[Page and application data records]

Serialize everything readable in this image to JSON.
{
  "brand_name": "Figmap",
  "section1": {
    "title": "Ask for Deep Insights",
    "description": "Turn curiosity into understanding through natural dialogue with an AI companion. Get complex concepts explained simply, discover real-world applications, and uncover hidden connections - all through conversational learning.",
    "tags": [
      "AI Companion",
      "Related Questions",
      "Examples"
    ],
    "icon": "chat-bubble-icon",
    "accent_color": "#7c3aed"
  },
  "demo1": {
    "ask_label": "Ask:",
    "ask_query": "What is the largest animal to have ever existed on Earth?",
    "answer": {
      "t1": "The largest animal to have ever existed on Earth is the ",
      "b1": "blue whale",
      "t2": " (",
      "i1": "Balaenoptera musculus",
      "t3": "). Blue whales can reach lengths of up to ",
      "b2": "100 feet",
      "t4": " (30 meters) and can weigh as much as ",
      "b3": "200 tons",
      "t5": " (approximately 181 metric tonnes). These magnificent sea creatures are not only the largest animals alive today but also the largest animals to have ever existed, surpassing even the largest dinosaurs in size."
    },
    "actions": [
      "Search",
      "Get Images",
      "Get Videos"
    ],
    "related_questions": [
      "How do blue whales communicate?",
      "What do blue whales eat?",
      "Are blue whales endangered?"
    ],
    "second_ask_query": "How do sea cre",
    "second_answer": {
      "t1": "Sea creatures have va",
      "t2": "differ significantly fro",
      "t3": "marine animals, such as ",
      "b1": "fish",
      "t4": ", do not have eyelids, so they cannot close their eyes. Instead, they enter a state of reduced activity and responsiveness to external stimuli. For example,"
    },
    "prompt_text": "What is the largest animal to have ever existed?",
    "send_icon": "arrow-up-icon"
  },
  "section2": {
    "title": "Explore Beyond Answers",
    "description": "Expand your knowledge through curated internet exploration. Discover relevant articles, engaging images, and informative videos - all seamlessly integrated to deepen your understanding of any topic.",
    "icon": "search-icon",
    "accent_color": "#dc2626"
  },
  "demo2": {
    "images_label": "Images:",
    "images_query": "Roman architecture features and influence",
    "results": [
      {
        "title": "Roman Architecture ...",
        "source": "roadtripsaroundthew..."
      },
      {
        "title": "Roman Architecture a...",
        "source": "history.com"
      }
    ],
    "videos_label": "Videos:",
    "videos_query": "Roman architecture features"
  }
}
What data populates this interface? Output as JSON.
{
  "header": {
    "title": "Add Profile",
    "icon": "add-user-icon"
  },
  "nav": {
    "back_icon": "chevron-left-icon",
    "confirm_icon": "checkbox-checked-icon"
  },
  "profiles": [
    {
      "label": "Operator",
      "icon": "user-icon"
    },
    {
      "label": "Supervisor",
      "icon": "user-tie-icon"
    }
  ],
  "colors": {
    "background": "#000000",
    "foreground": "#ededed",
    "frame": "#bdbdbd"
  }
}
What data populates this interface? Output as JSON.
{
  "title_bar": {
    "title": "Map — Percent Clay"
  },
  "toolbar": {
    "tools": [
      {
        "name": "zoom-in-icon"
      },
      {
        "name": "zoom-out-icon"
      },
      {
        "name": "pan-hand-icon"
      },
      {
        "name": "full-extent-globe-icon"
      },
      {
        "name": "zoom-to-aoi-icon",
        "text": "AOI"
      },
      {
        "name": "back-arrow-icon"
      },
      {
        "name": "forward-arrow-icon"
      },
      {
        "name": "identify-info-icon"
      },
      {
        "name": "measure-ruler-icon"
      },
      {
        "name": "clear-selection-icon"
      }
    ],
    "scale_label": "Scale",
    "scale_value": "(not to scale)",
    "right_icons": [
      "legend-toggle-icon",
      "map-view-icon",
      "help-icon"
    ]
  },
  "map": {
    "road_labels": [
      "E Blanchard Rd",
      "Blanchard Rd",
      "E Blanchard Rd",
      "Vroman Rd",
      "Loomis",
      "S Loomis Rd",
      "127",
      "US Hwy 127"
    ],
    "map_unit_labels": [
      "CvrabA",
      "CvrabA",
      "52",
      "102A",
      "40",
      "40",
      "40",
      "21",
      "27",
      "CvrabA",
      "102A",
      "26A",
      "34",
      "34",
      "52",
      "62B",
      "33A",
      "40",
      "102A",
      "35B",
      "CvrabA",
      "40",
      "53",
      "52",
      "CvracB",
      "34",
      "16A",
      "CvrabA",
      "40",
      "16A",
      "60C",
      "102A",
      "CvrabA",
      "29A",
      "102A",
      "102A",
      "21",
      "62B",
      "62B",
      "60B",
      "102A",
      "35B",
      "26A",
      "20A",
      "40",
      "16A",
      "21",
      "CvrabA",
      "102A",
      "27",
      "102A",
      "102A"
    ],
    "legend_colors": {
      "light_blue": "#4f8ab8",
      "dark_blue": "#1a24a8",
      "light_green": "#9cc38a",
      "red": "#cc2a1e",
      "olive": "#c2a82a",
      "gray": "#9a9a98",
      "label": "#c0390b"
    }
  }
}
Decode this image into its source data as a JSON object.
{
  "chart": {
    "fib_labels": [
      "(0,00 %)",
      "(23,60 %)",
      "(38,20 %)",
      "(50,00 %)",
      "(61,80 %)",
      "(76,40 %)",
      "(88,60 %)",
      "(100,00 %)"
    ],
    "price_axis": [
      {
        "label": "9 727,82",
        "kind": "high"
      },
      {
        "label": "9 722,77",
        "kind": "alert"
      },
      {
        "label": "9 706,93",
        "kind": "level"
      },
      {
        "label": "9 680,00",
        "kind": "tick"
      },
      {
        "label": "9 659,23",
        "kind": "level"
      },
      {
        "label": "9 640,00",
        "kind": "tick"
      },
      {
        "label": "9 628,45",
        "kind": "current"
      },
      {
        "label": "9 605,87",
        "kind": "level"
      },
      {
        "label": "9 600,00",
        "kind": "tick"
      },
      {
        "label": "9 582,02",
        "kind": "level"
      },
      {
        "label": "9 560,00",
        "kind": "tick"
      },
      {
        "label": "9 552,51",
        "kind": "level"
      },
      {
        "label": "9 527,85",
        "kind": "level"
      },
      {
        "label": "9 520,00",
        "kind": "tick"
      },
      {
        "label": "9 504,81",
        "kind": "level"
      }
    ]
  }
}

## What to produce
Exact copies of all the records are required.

## Response area
Serialize everything readable in this image to JSON.
{
  "brand_name": "Figmap",
  "section1": {
    "title": "Ask for Deep Insights",
    "description": "Turn curiosity into understanding through natural dialogue with an AI companion. Get complex concepts explained simply, discover real-world applications, and uncover hidden connections - all through conversational learning.",
    "tags": [
      "AI Companion",
      "Related Questions",
      "Examples"
    ],
    "icon": "chat-bubble-icon",
    "accent_color": "#7c3aed"
  },
  "demo1": {
    "ask_label": "Ask:",
    "ask_query": "What is the largest animal to have ever existed on Earth?",
    "answer": {
      "t1": "The largest animal to have ever existed on Earth is the ",
      "b1": "blue whale",
      "t2": " (",
      "i1": "Balaenoptera musculus",
      "t3": "). Blue whales can reach lengths of up to ",
      "b2": "100 feet",
      "t4": " (30 meters) and can weigh as much as ",
      "b3": "200 tons",
      "t5": " (approximately 181 metric tonnes). These magnificent sea creatures are not only the largest animals alive today but also the largest animals to have ever existed, surpassing even the largest dinosaurs in size."
    },
    "actions": [
      "Search",
      "Get Images",
      "Get Videos"
    ],
    "related_questions": [
      "How do blue whales communicate?",
      "What do blue whales eat?",
      "Are blue whales endangered?"
    ],
    "second_ask_query": "How do sea cre",
    "second_answer": {
      "t1": "Sea creatures have va",
      "t2": "differ significantly fro",
      "t3": "marine animals, such as ",
      "b1": "fish",
      "t4": ", do not have eyelids, so they cannot close their eyes. Instead, they enter a state of reduced activity and responsiveness to external stimuli. For example,"
    },
    "prompt_text": "What is the largest animal to have ever existed?",
    "send_icon": "arrow-up-icon"
  },
  "section2": {
    "title": "Explore Beyond Answers",
    "description": "Expand your knowledge through curated internet exploration. Discover relevant articles, engaging images, and informative videos - all seamlessly integrated to deepen your understanding of any topic.",
    "icon": "search-icon",
    "accent_color": "#dc2626"
  },
  "demo2": {
    "images_label": "Images:",
    "images_query": "Roman architecture features and influence",
    "results": [
      {
        "title": "Roman Architecture ...",
        "source": "roadtripsaroundthew..."
      },
      {
        "title": "Roman Architecture a...",
        "source": "history.com"
      }
    ],
    "videos_label": "Videos:",
    "videos_query": "Roman architecture features"
  }
}
What data populates this interface? Output as JSON.
{
  "header": {
    "title": "Add Profile",
    "icon": "add-user-icon"
  },
  "nav": {
    "back_icon": "chevron-left-icon",
    "confirm_icon": "checkbox-checked-icon"
  },
  "profiles": [
    {
      "label": "Operator",
      "icon": "user-icon"
    },
    {
      "label": "Supervisor",
      "icon": "user-tie-icon"
    }
  ],
  "colors": {
    "background": "#000000",
    "foreground": "#ededed",
    "frame": "#bdbdbd"
  }
}
What data populates this interface? Output as JSON.
{
  "title_bar": {
    "title": "Map — Percent Clay"
  },
  "toolbar": {
    "tools": [
      {
        "name": "zoom-in-icon"
      },
      {
        "name": "zoom-out-icon"
      },
      {
        "name": "pan-hand-icon"
      },
      {
        "name": "full-extent-globe-icon"
      },
      {
        "name": "zoom-to-aoi-icon",
        "text": "AOI"
      },
      {
        "name": "back-arrow-icon"
      },
      {
        "name": "forward-arrow-icon"
      },
      {
        "name": "identify-info-icon"
      },
      {
        "name": "measure-ruler-icon"
      },
      {
        "name": "clear-selection-icon"
      }
    ],
    "scale_label": "Scale",
    "scale_value": "(not to scale)",
    "right_icons": [
      "legend-toggle-icon",
      "map-view-icon",
      "help-icon"
    ]
  },
  "map": {
    "road_labels": [
      "E Blanchard Rd",
      "Blanchard Rd",
      "E Blanchard Rd",
      "Vroman Rd",
      "Loomis",
      "S Loomis Rd",
      "127",
      "US Hwy 127"
    ],
    "map_unit_labels": [
      "CvrabA",
      "CvrabA",
      "52",
      "102A",
      "40",
      "40",
      "40",
      "21",
      "27",
      "CvrabA",
      "102A",
      "26A",
      "34",
      "34",
      "52",
      "62B",
      "33A",
      "40",
      "102A",
      "35B",
      "CvrabA",
      "40",
      "53",
      "52",
      "CvracB",
      "34",
      "16A",
      "CvrabA",
      "40",
      "16A",
      "60C",
      "102A",
      "CvrabA",
      "29A",
      "102A",
      "102A",
      "21",
      "62B",
      "62B",
      "60B",
      "102A",
      "35B",
      "26A",
      "20A",
      "40",
      "16A",
      "21",
      "CvrabA",
      "102A",
      "27",
      "102A",
      "102A"
    ],
    "legend_colors": {
      "light_blue": "#4f8ab8",
      "dark_blue": "#1a24a8",
      "light_green": "#9cc38a",
      "red": "#cc2a1e",
      "olive": "#c2a82a",
      "gray": "#9a9a98",
      "label": "#c0390b"
    }
  }
}
Decode this image into its source data as a JSON object.
{
  "chart": {
    "fib_labels": [
      "(0,00 %)",
      "(23,60 %)",
      "(38,20 %)",
      "(50,00 %)",
      "(61,80 %)",
      "(76,40 %)",
      "(88,60 %)",
      "(100,00 %)"
    ],
    "price_axis": [
      {
        "label": "9 727,82",
        "kind": "high"
      },
      {
        "label": "9 722,77",
        "kind": "alert"
      },
      {
        "label": "9 706,93",
        "kind": "level"
      },
      {
        "label": "9 680,00",
        "kind": "tick"
      },
      {
        "label": "9 659,23",
        "kind": "level"
      },
      {
        "label": "9 640,00",
        "kind": "tick"
      },
      {
        "label": "9 628,45",
        "kind": "current"
      },
      {
        "label": "9 605,87",
        "kind": "level"
      },
      {
        "label": "9 600,00",
        "kind": "tick"
      },
      {
        "label": "9 582,02",
        "kind": "level"
      },
      {
        "label": "9 560,00",
        "kind": "tick"
      },
      {
        "label": "9 552,51",
        "kind": "level"
      },
      {
        "label": "9 527,85",
        "kind": "level"
      },
      {
        "label": "9 520,00",
        "kind": "tick"
      },
      {
        "label": "9 504,81",
        "kind": "level"
      }
    ]
  }
}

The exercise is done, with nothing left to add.